A further tangible act of opposition to the regime was the refusal to serve in the armed forces. By the 1980s, more than 23,000 young men had refused to be conscripted into the South African Defence Force, which was increasingly deployed to suppress uprisings in townships. As a constructive alternative to military service, the End Conscription Campaign proposed a range of community development programmes, such as painting a hospital ward or clearing a plot of land, in support of and in consultation with township civic groups.

In drawing on their privilege to support the struggle, white anti-apartheid activists were frequently ostracised by other white people. Bram Fischer is a prime example. Born into a prominent Afrikaner family, Fischer rejected Afrikaner nationalism. He later defended Mandela at the Rivonia Trial in 1963, where Mandela was convicted to life imprisonment, narrowly avoiding a death sentence. Fischer was later sentenced to life imprisonment for his anti-apartheid activities.

2. Educate others

The second lesson is that those with privilege have a responsibility to educate others who hold that same privilege.

While white allies did offer benefits to the movement, some black activists felt white activists were shirking the more difficult task of confronting racial attitudes in their own neighbourhoods. They preferred the excitement of travelling to the townships, where they were welcomed with “big cheers from the people”.

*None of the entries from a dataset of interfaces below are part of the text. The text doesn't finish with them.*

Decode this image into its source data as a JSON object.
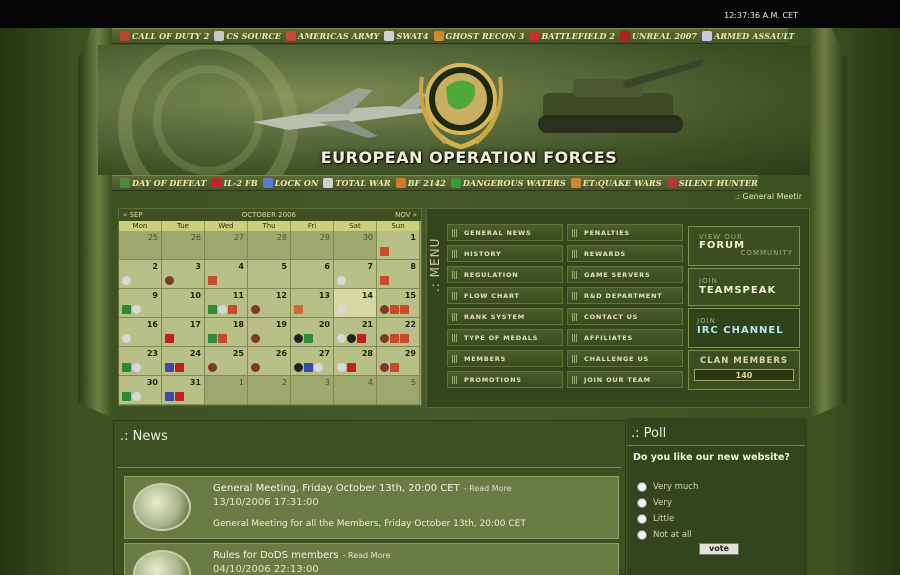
{
  "clock": "12:37:36 A.M. CET",
  "site_title": "EUROPEAN OPERATION FORCES",
  "games_top": [
    {
      "label": "CALL OF DUTY 2",
      "color": "#b54a2a"
    },
    {
      "label": "CS SOURCE",
      "color": "#c8c8c8"
    },
    {
      "label": "AMERICAS ARMY",
      "color": "#c94a3a"
    },
    {
      "label": "SWAT4",
      "color": "#d0d0d0"
    },
    {
      "label": "GHOST RECON 3",
      "color": "#d08a2a"
    },
    {
      "label": "BATTLEFIELD 2",
      "color": "#c23030"
    },
    {
      "label": "UNREAL 2007",
      "color": "#b02020"
    },
    {
      "label": "ARMED ASSAULT",
      "color": "#c9c9e8"
    }
  ],
  "games_bottom": [
    {
      "label": "DAY OF DEFEAT",
      "color": "#4a8a3a"
    },
    {
      "label": "IL-2 FB",
      "color": "#c02828"
    },
    {
      "label": "LOCK ON",
      "color": "#5a7ad0"
    },
    {
      "label": "TOTAL WAR",
      "color": "#d0d0d0"
    },
    {
      "label": "BF 2142",
      "color": "#d07a2a"
    },
    {
      "label": "DANGEROUS WATERS",
      "color": "#3a9a3a"
    },
    {
      "label": "ET:QUAKE WARS",
      "color": "#c88a3a"
    },
    {
      "label": "SILENT HUNTER",
      "color": "#b03a3a"
    }
  ],
  "ticker": ".: General Meetir",
  "calendar": {
    "prev": "« SEP",
    "month": "OCTOBER 2006",
    "next": "NOV »",
    "weekdays": [
      "Mon",
      "Tue",
      "Wed",
      "Thu",
      "Fri",
      "Sat",
      "Sun"
    ],
    "weeks": [
      [
        {
          "d": "25",
          "out": true
        },
        {
          "d": "26",
          "out": true
        },
        {
          "d": "27",
          "out": true
        },
        {
          "d": "28",
          "out": true
        },
        {
          "d": "29",
          "out": true
        },
        {
          "d": "30",
          "out": true
        },
        {
          "d": "1",
          "ev": [
            "r"
          ]
        }
      ],
      [
        {
          "d": "2",
          "ev": [
            "g"
          ]
        },
        {
          "d": "3",
          "ev": [
            "b"
          ]
        },
        {
          "d": "4",
          "ev": [
            "r"
          ]
        },
        {
          "d": "5"
        },
        {
          "d": "6"
        },
        {
          "d": "7",
          "ev": [
            "g"
          ]
        },
        {
          "d": "8",
          "ev": [
            "r"
          ]
        }
      ],
      [
        {
          "d": "9",
          "ev": [
            "f",
            "g"
          ]
        },
        {
          "d": "10"
        },
        {
          "d": "11",
          "ev": [
            "f",
            "g",
            "r"
          ]
        },
        {
          "d": "12",
          "ev": [
            "b"
          ]
        },
        {
          "d": "13",
          "ev": [
            "s"
          ]
        },
        {
          "d": "14",
          "ev": [
            "g"
          ],
          "today": true
        },
        {
          "d": "15",
          "ev": [
            "b",
            "r",
            "r"
          ]
        }
      ],
      [
        {
          "d": "16",
          "ev": [
            "g"
          ]
        },
        {
          "d": "17",
          "ev": [
            "z"
          ]
        },
        {
          "d": "18",
          "ev": [
            "f",
            "r"
          ]
        },
        {
          "d": "19",
          "ev": [
            "b"
          ]
        },
        {
          "d": "20",
          "ev": [
            "k",
            "f"
          ]
        },
        {
          "d": "21",
          "ev": [
            "g",
            "k",
            "z"
          ]
        },
        {
          "d": "22",
          "ev": [
            "b",
            "r",
            "r"
          ]
        }
      ],
      [
        {
          "d": "23",
          "ev": [
            "f",
            "g"
          ]
        },
        {
          "d": "24",
          "ev": [
            "a",
            "z"
          ]
        },
        {
          "d": "25",
          "ev": [
            "b"
          ]
        },
        {
          "d": "26",
          "ev": [
            "b"
          ]
        },
        {
          "d": "27",
          "ev": [
            "k",
            "a",
            "g"
          ]
        },
        {
          "d": "28",
          "ev": [
            "g",
            "z"
          ]
        },
        {
          "d": "29",
          "ev": [
            "b",
            "r"
          ]
        }
      ],
      [
        {
          "d": "30",
          "ev": [
            "f",
            "g"
          ]
        },
        {
          "d": "31",
          "ev": [
            "a",
            "z"
          ]
        },
        {
          "d": "1",
          "out": true
        },
        {
          "d": "2",
          "out": true
        },
        {
          "d": "3",
          "out": true
        },
        {
          "d": "4",
          "out": true
        },
        {
          "d": "5",
          "out": true
        }
      ]
    ]
  },
  "menu": {
    "title": ".: MENU",
    "left": [
      "GENERAL NEWS",
      "HISTORY",
      "REGULATION",
      "FLOW CHART",
      "RANK SYSTEM",
      "TYPE OF MEDALS",
      "MEMBERS",
      "PROMOTIONS"
    ],
    "right": [
      "PENALTIES",
      "REWARDS",
      "GAME SERVERS",
      "R&D DEPARTMENT",
      "CONTACT US",
      "AFFILIATES",
      "CHALLENGE US",
      "JOIN OUR TEAM"
    ]
  },
  "side": {
    "forum": {
      "l1": "VIEW OUR",
      "l2": "FORUM",
      "l3": "COMMUNITY"
    },
    "teamspeak": {
      "l1": "JOIN",
      "l2": "TEAMSPEAK"
    },
    "irc": {
      "l1": "JOIN",
      "l2": "IRC CHANNEL"
    },
    "clan": {
      "l1": "CLAN MEMBERS",
      "count": "140"
    }
  },
  "news": {
    "title": ".: News",
    "read_more": "- Read More",
    "items": [
      {
        "headline": "General Meeting, Friday October 13th, 20:00 CET",
        "date": "13/10/2006 17:31:00",
        "body": "General Meeting for all the Members, Friday October 13th, 20:00 CET"
      },
      {
        "headline": "Rules for DoDS members",
        "date": "04/10/2006 22:13:00",
        "body": ""
      }
    ]
  },
  "poll": {
    "title": ".: Poll",
    "question": "Do you like our new website?",
    "options": [
      "Very much",
      "Very",
      "Little",
      "Not at all"
    ],
    "vote_label": "vote"
  }
}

Steve Biko, founder of the Black Consciousness Movement, rejected this perception that white people were allies. In 1971, he argued that it was “impossible” for white liberals to totally identify with oppressed black people “in a system that forces one group to enjoy privilege and to live on the sweat of another”. Instead, he said: “The liberal must fight on his own and for himself.”

Leonie Fleischmann

Dr Fleischmann's research explores social movements, civil resistance campaigns and human rights activism.

Matthew Graham

Senior Lecturer in History, University of Dundee

Alfonce Mbizwo

Alfonce is a Financial Journalist and Managing Editor for African Thinker Online and Magazine